Published in Le Devoir (Jun 6, 2008)

By Pembina Institute et al.

Par Marlo Raynolds, Directeur général de l'Institut Pembina et Steven Guilbeault, Cofondateur et coordonnateur général adjoint d'Équiterre

Un sondage réalisé plus tôt cette année par l'Institut Environics révélait que les Canadiens croient que les changements climatiques et la protection de l'environnement constituent l'enjeu planétaire numéro un.

Published Jun 4, 2008

By Pembina Institute et al.

By Steven Guilbeault, Co-founder and Deputy Executive Director of Équiterre and Marlo Raynolds, Executive Director of the Pembina Institute.

While Canadians take pride in having a positive international reputation, this is quickly being tarnished as we become increasingly known for producing "dirty oil" and taking a head-in-the-sand approach to global warming.

Published in The Lethbridge Herald (May 23, 2008)

By Dan Woynillowicz, Simon Dyer

Amidst increasing global scrutiny, the Government of Alberta has launched a 25 million dollar public relations campaign to improve Alberta's growing reputation as a producer of "dirty oil."

Published Dec 5, 2007

By Dan Woynillowicz

There is an old French proverb that translates to, "The more things change, the more they stay the same." With the Alberta government's passing of Bill 46, this proverb rings true through both the hallways of the legislature and the landscapes of rural Alberta.

Published in Calgary Herald (Oct 23, 2007)

By Marlo Raynolds

If Premier Stelmach chooses to implement the Royalty Review Panel's full set of recommendations and delivers Albertans’ their fair share, this is what I think my first son might have to say 23 years from now...

Published Sep 24, 2007

By Amy Taylor, Marlo Raynolds

The Alberta Royalty Review Panel has issued its report and its conclusion is clear: Albertans are losing $2 billion every year because we charge embarrassingly low royalties for the right to develop our resources.

Published in Calgary Herald (Aug 28, 2007), Edmonton Journal (Aug 29, 2007)

By Simon Dyer, Steve Kennett

The conflict between Marie Lake residents and the energy industry sent a chill down the spine of all Alberta landowners. Could we wake up one morning to find oilsands rights had been sold beneath our feet without our knowledge?

Published in Calgary Herald (Jun 12, 2007), Edmonton Journal (Jun 9, 2007)

By Marlo Raynolds

Several prominent environmental scientists are grudgingly contemplating a role for nuclear power in the Alberta electricity system, a testament to just how catastrophic and certain the implications of accelerating global warming are.

How About a Plan for Prosperity?

Getting Oil Sands Development Right

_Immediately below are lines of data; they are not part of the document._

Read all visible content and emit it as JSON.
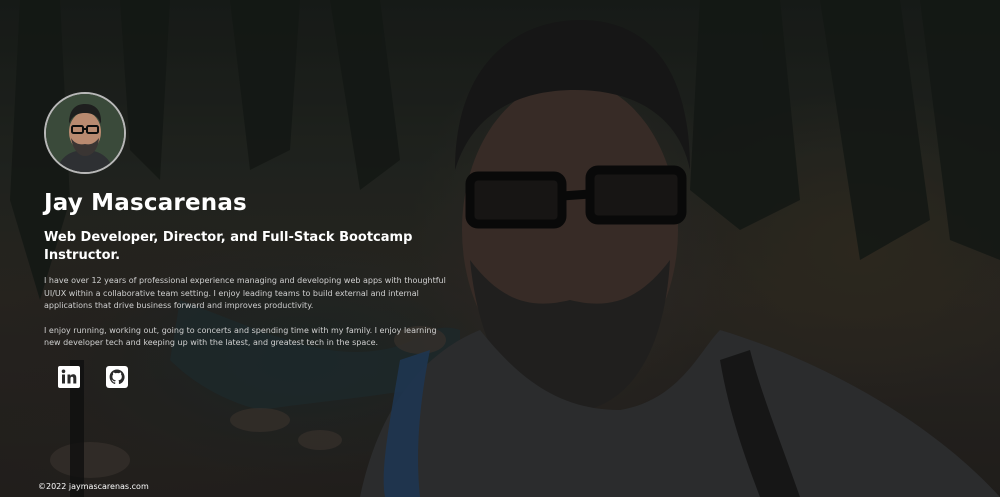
{
  "profile": {
    "name": "Jay Mascarenas",
    "tagline": "Web Developer, Director, and Full-Stack Bootcamp Instructor.",
    "bio_paragraph_1": "I have over 12 years of professional experience managing and developing web apps with thoughtful UI/UX within a collaborative team setting. I enjoy leading teams to build external and internal applications that drive business forward and improves productivity.",
    "bio_paragraph_2": "I enjoy running, working out, going to concerts and spending time with my family. I enjoy learning new developer tech and keeping up with the latest, and greatest tech in the space."
  },
  "socials": [
    {
      "icon": "linkedin-icon"
    },
    {
      "icon": "github-icon"
    }
  ],
  "footer": {
    "copyright": "©2022 jaymascarenas.com"
  },
  "colors": {
    "text": "#ffffff",
    "muted_text": "#d0d0d0"
  }
}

Published in Edmonton Journal (Mar 30, 2007)

By Dan Woynillowicz

With "the price of prosperity" emerging as the dominant theme of Premier Stelmach's first provincial budget, one is left to ponder this apparent contradiction. Are Albertans truly benefiting if this supposed prosperity comes with such a hefty price tag?

Published in Calgary Herald (Jan 30, 2007), Edmonton Journal (Jan 24, 2007)

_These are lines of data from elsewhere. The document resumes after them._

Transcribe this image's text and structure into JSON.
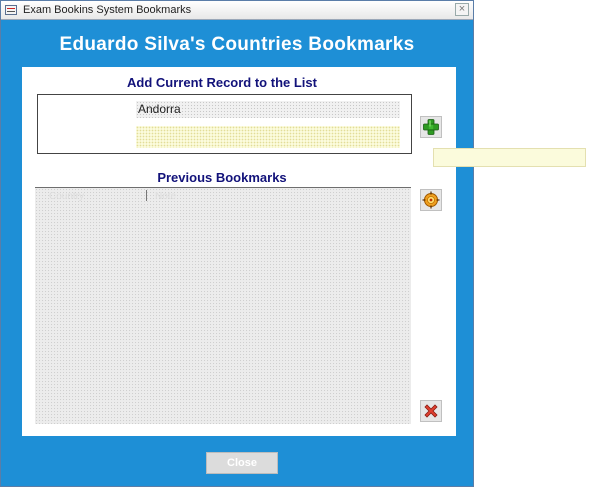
{
  "window": {
    "title": "Exam Bookins System Bookmarks",
    "close_symbol": "×"
  },
  "form": {
    "heading": "Eduardo Silva's Countries Bookmarks"
  },
  "add_section": {
    "label": "Add Current Record to the List",
    "current_record": "Andorra",
    "note_value": "",
    "add_icon": "plus-icon"
  },
  "bookmarks_section": {
    "label": "Previous Bookmarks",
    "column_headers": [
      "Country",
      "Note"
    ],
    "items": [],
    "goto_icon": "goto-target-icon",
    "delete_icon": "delete-x-icon"
  },
  "footer": {
    "close_label": "Close"
  },
  "colors": {
    "form_background": "#1e8fd6",
    "heading_text": "#ffffff",
    "section_label": "#12127a",
    "note_field": "#fbfbdc"
  }
}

By Mark S. Winfield, Dan Woynillowicz, Hugh Wilkins

Minister Gary Lunn has become an increasingly vocal promoter of the idea of using nuclear power as an alternative energy source to natural gas for developing Alberta's oil sands.

Published in Calgary Herald (Aug 9, 2006)

By Marlo Raynolds

Marlo Raynolds of The Pembina Institute responds to Ralph Klein's suggestion that Albertans should keep their noses out of the business of running the province and "especially businesses that want to take risks".

Published in Edmonton Journal (Feb 13, 2006)

By Dan Woynillowicz

"America is addicted to oil" said President George Bush in his State of the Union address. But are Canada's oil sands the silver bullet that are going to solve America's oil woes? Not so says Pembina Senior Policy Analyst Dan Woynillowicz...